Carbon Management Opportunities in the Permian Basin:
A Look at Both Evolving Policies and Optimal Reservoir Targets
Presented by L. Stephen Melzer at the January Meeting of the Permian Basin Section-SEPM
Tuesday, January 19, 2021
ABSTRACT: Carbon Management has shifted from a politically charged, controversial objective to what some are now calling an International imperative. The move to reduce the carbon dioxide (CO2) emissions from industrial facilities has focused first on coal and is moving toward oil and natural gas. No doubt the job of replacing hydrocarbon fuels will be difficult, time consuming, and challenged with economic sustainability, but has reached a level where all of society will need to respond. Carbon Capture, Utilization and Storage (CCUS) should begin to play a very large role and the Permian Basin is well positioned to affect both the speed of greenhouse gas capture and the ultimate security of storage.
Establishing a penalty price on carbon emissions has already entered into the discussion with programs such as the Low Carbon Fuel Standard, Emission Trading Credits, and the 45Q Tax Credit in the U.S. Deployment of CO2 EOR for producing low carbon oil while storing CO2 is clearly an important short-term bridge for larger scale carbon capture and storage as a waste product. The volume of pore space for CO2 storage is enormous in the San Andres formation alone – both in the mature fields and within the brownfield and greenfield residual oil zones (ROZs) so common to that formation. CO2 EOR has shown that capturing and transporting the pre-emission CO2 is clearly passed beyond a technical obstacle and the challenges lie now in the economic project thresholds and scales of deployment.
The ROZs can be thought of as hybrid deep saline reservoirs with the capability to produce some lower carbon oil to offset costs of industrial CO2 capture projects. Regulations for that industry are in-place and already being utilized in main pay zones and in the ROZs.
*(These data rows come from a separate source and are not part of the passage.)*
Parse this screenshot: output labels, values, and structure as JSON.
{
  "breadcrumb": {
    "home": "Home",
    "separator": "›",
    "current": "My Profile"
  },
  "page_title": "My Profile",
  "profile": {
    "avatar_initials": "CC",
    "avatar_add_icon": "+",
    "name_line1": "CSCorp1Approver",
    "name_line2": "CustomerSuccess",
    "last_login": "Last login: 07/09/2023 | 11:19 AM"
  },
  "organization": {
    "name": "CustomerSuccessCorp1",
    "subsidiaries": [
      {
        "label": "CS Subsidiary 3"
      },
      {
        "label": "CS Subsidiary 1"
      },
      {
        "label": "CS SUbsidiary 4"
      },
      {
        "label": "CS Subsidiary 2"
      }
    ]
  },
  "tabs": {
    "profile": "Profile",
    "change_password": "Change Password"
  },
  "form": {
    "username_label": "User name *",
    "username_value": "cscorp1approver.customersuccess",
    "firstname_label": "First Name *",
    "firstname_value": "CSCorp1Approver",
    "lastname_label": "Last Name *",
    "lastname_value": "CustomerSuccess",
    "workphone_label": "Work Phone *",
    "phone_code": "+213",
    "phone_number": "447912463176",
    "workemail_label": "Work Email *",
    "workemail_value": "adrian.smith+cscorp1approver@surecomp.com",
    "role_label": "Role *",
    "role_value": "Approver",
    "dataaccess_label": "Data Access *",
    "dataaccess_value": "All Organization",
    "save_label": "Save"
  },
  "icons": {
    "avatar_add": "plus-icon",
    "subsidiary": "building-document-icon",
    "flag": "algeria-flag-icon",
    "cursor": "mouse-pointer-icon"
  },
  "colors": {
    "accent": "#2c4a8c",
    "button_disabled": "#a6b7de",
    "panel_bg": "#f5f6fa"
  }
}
ROZ research in the San Andres formation has serendipitously discovered an explanation of the origins of mixed- and fully oil-wet reservoirs. The knowledge has recently been extended to clastic reservoirs as well. Biogeochemical processes are at the heart of the new discovery and explaining long-puzzling aspects of levels of residual oil saturations in the hybrid deep saline reservoirs.